While flying over Tokyo, an American military bomber drops a cluster of high-explosive cylinders. The explosives vanish into thin air after a few beats. When we look down, we observe a series of small orange explosions.
“Apocalypse ’45,” a gripping documentary on World War II’s last months, features a number of shocking visuals. Documentary video from war correspondents is intercut with first-person tales from a diverse group of veterans in this compelling film (now available on Discovery+). One of the main goals of this film is to show us how people deal with the psychological effects of war and to immerse us in its horrors.
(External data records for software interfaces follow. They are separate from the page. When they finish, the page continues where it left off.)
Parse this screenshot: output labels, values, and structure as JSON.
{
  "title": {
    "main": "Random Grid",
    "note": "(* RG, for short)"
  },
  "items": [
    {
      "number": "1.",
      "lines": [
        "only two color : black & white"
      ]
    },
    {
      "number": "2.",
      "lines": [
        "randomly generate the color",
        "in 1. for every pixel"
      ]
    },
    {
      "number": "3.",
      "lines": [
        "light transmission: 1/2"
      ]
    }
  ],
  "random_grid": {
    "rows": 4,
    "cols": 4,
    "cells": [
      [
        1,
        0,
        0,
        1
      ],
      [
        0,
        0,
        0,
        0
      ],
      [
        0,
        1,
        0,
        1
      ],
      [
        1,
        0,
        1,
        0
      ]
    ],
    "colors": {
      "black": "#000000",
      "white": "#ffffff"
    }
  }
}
Restored film reels that had lain in the National Archives for decades have been used to create these frightening visuals. To avoid becoming a hostage, a Japanese woman jumps from a cliff in the Mariana Islands. A flamethrower being fired into a cave by soldiers on the island of Iwo Jima. Kamikaze pilots attack ships near Okinawa with their planes. An unnerving verisimilitude is achieved by director Erik Nelson’s use of actual wartime sound effects.
However, the veterans’ testimonies, which are interspersed with voice over, are the film’s most insightful element. Nelson doesn’t make a distinction between the males, instead using their deep, breathy voices as a sound tapestry. Nelson They cannot be singled out for praise or condemnation because they do not have faces or names. People look to myths, such as those about war’s inevitability, Japanese conformity, or American power—to find a rationale for their actions when they don’t exist.
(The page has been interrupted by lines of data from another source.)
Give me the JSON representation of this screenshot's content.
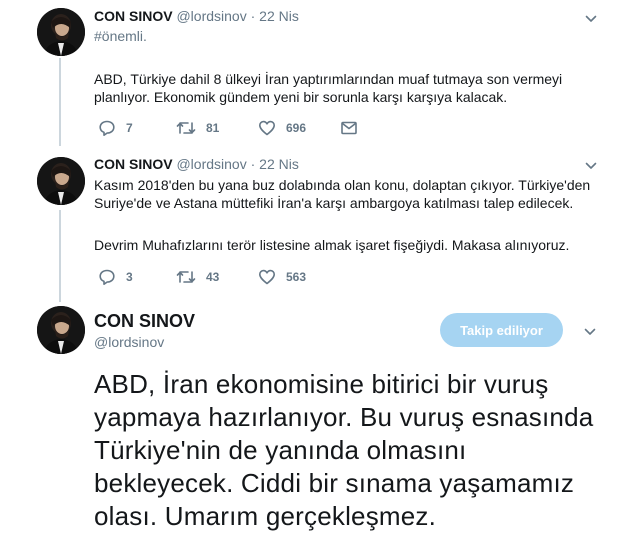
{
  "tweets": [
    {
      "author_name": "CON SINOV",
      "handle": "@lordsinov",
      "separator": "·",
      "time": "22 Nis",
      "hashtag": "#önemli.",
      "text": "ABD, Türkiye dahil 8 ülkeyi İran yaptırımlarından muaf tutmaya son vermeyi planlıyor. Ekonomik gündem yeni bir sorunla karşı karşıya kalacak.",
      "replies": "7",
      "retweets": "81",
      "likes": "696"
    },
    {
      "author_name": "CON SINOV",
      "handle": "@lordsinov",
      "separator": "·",
      "time": "22 Nis",
      "text_p1": "Kasım 2018'den bu yana buz dolabında olan konu, dolaptan çıkıyor. Türkiye'den Suriye'de ve Astana müttefiki İran'a karşı ambargoya katılması talep edilecek.",
      "text_p2": "Devrim Muhafızlarını terör listesine almak işaret fişeğiydi. Makasa alınıyoruz.",
      "replies": "3",
      "retweets": "43",
      "likes": "563"
    }
  ],
  "main_tweet": {
    "author_name": "CON SINOV",
    "handle": "@lordsinov",
    "follow_label": "Takip ediliyor",
    "text": "ABD, İran ekonomisine bitirici bir vuruş yapmaya hazırlanıyor. Bu vuruş esnasında Türkiye'nin de yanında olmasını bekleyecek. Ciddi bir sınama yaşamamız olası. Umarım gerçekleşmez."
  },
  "icons": {
    "reply": "reply-icon",
    "retweet": "retweet-icon",
    "like": "heart-icon",
    "dm": "envelope-icon",
    "caret": "chevron-down-icon"
  },
  "colors": {
    "text": "#14171a",
    "secondary": "#657786",
    "thread_line": "#ccd6dd",
    "follow_button": "#a6d4f2"
  }
}
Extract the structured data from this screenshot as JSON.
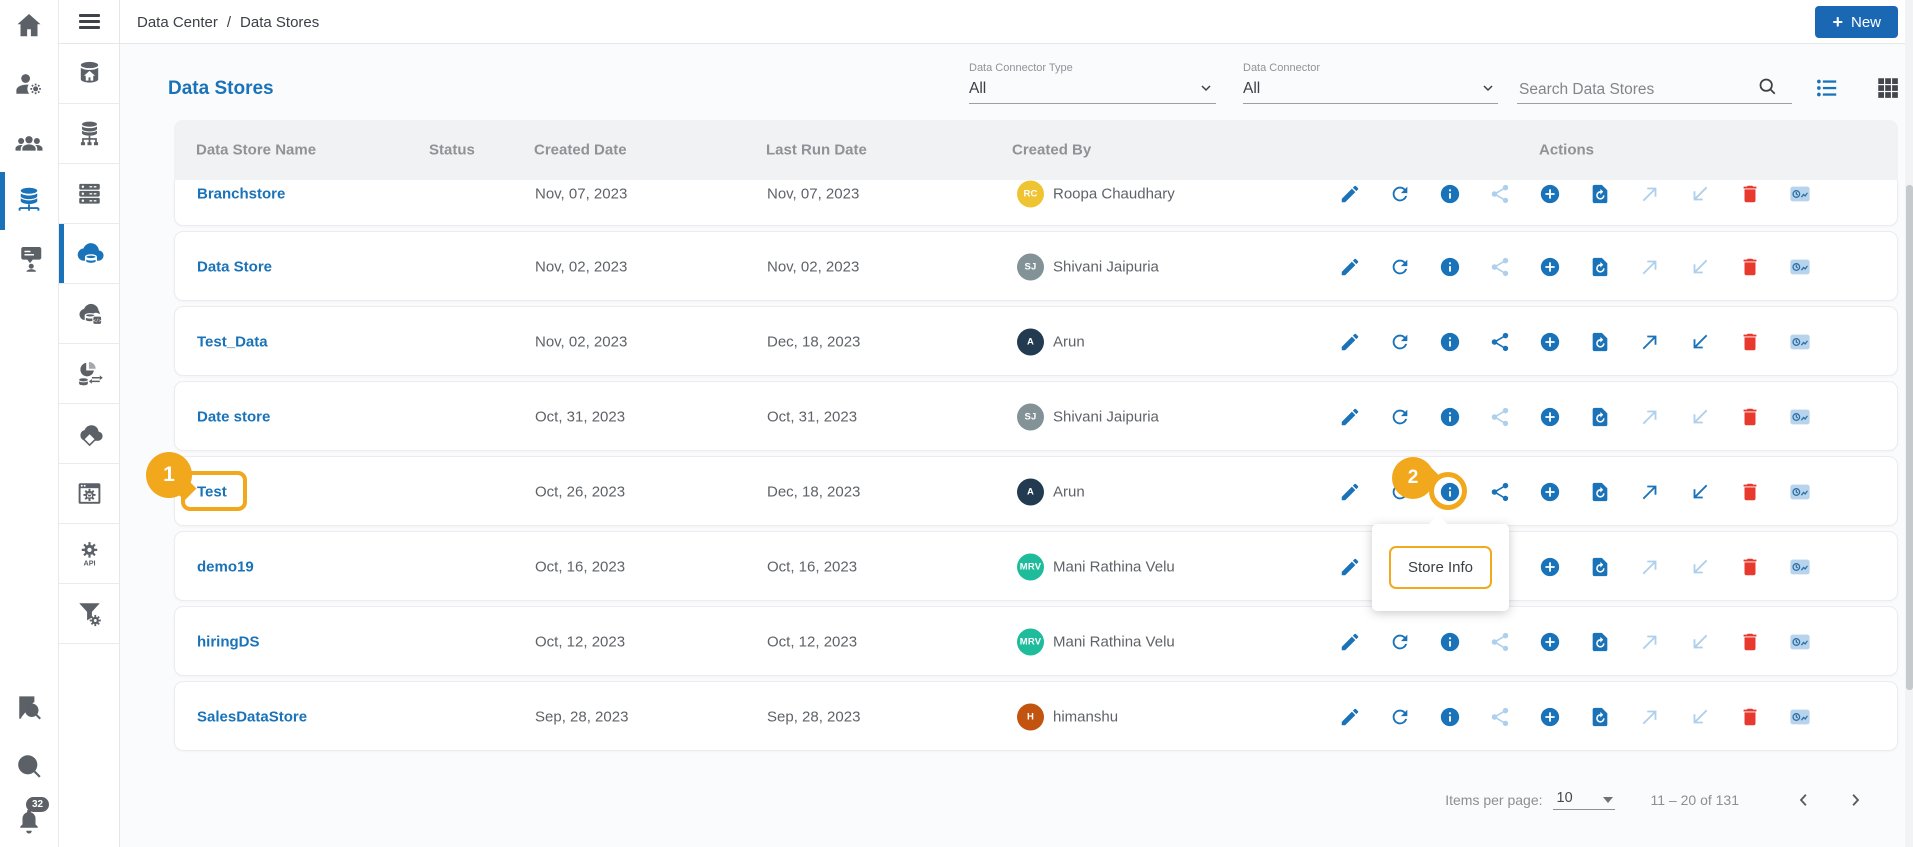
{
  "topbar": {
    "breadcrumb": [
      "Data Center",
      "Data Stores"
    ],
    "separator": "/",
    "new_button": {
      "plus": "+",
      "label": "New"
    }
  },
  "page": {
    "title": "Data Stores"
  },
  "filters": {
    "connector_type": {
      "label": "Data Connector Type",
      "value": "All"
    },
    "connector": {
      "label": "Data Connector",
      "value": "All"
    },
    "search_placeholder": "Search Data Stores"
  },
  "table": {
    "columns": [
      "Data Store Name",
      "Status",
      "Created Date",
      "Last Run Date",
      "Created By",
      "Actions"
    ],
    "action_names": [
      "edit",
      "refresh",
      "info",
      "share",
      "add",
      "restore",
      "export",
      "import",
      "delete",
      "usage-history"
    ],
    "rows": [
      {
        "name": "Branchstore",
        "status": "",
        "created": "Nov, 07, 2023",
        "last_run": "Nov, 07, 2023",
        "created_by": "Roopa Chaudhary",
        "initials": "RC",
        "avatar_color": "#eec432",
        "share": false,
        "export": false,
        "import": false,
        "clipped": true
      },
      {
        "name": "Data Store",
        "status": "",
        "created": "Nov, 02, 2023",
        "last_run": "Nov, 02, 2023",
        "created_by": "Shivani Jaipuria",
        "initials": "SJ",
        "avatar_color": "#839296",
        "share": false,
        "export": false,
        "import": false
      },
      {
        "name": "Test_Data",
        "status": "",
        "created": "Nov, 02, 2023",
        "last_run": "Dec, 18, 2023",
        "created_by": "Arun",
        "initials": "A",
        "avatar_color": "#223b50",
        "share": true,
        "export": true,
        "import": true
      },
      {
        "name": "Date store",
        "status": "",
        "created": "Oct, 31, 2023",
        "last_run": "Oct, 31, 2023",
        "created_by": "Shivani Jaipuria",
        "initials": "SJ",
        "avatar_color": "#839296",
        "share": false,
        "export": false,
        "import": false
      },
      {
        "name": "Test",
        "status": "",
        "created": "Oct, 26, 2023",
        "last_run": "Dec, 18, 2023",
        "created_by": "Arun",
        "initials": "A",
        "avatar_color": "#223b50",
        "share": true,
        "export": true,
        "import": true,
        "annotated": true
      },
      {
        "name": "demo19",
        "status": "",
        "created": "Oct, 16, 2023",
        "last_run": "Oct, 16, 2023",
        "created_by": "Mani Rathina Velu",
        "initials": "MRV",
        "avatar_color": "#1fbc9c",
        "share": false,
        "export": false,
        "import": false
      },
      {
        "name": "hiringDS",
        "status": "",
        "created": "Oct, 12, 2023",
        "last_run": "Oct, 12, 2023",
        "created_by": "Mani Rathina Velu",
        "initials": "MRV",
        "avatar_color": "#1fbc9c",
        "share": false,
        "export": false,
        "import": false
      },
      {
        "name": "SalesDataStore",
        "status": "",
        "created": "Sep, 28, 2023",
        "last_run": "Sep, 28, 2023",
        "created_by": "himanshu",
        "initials": "H",
        "avatar_color": "#c2540f",
        "share": false,
        "export": false,
        "import": false
      }
    ]
  },
  "annotations": {
    "step1": "1",
    "step2": "2",
    "tooltip": "Store Info"
  },
  "pagination": {
    "items_per_page_label": "Items per page:",
    "items_per_page": "10",
    "range": "11 – 20 of 131"
  },
  "sidebar": {
    "notification_count": "32",
    "api_label": "API"
  },
  "colors": {
    "accent": "#1a73b8",
    "button": "#1a68b4",
    "annotation": "#f1a81c",
    "danger": "#e8392f",
    "disabled_action": "#aed0ec"
  }
}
The documentary lacks the ability to accurately portray non-American experiences. Only one Japanese interviewee, a Hiroshima survivor, is used by Nelson. The documentary begins with his voice, and he returns later to recount the atomic bombing. The survivor’s point of view is crucial, but when it is presented on its own, it comes out as tacked on. “Apocalypse ’45” understands that war is a hellish experience for everyone, including the protagonists. But it’s hard to avoid the impression that the film’s view of history is dominated by the United States.
The End of the World in ’45
Unrated. The movie lasts 1 hour and 43 minutes. See it on Discovery+.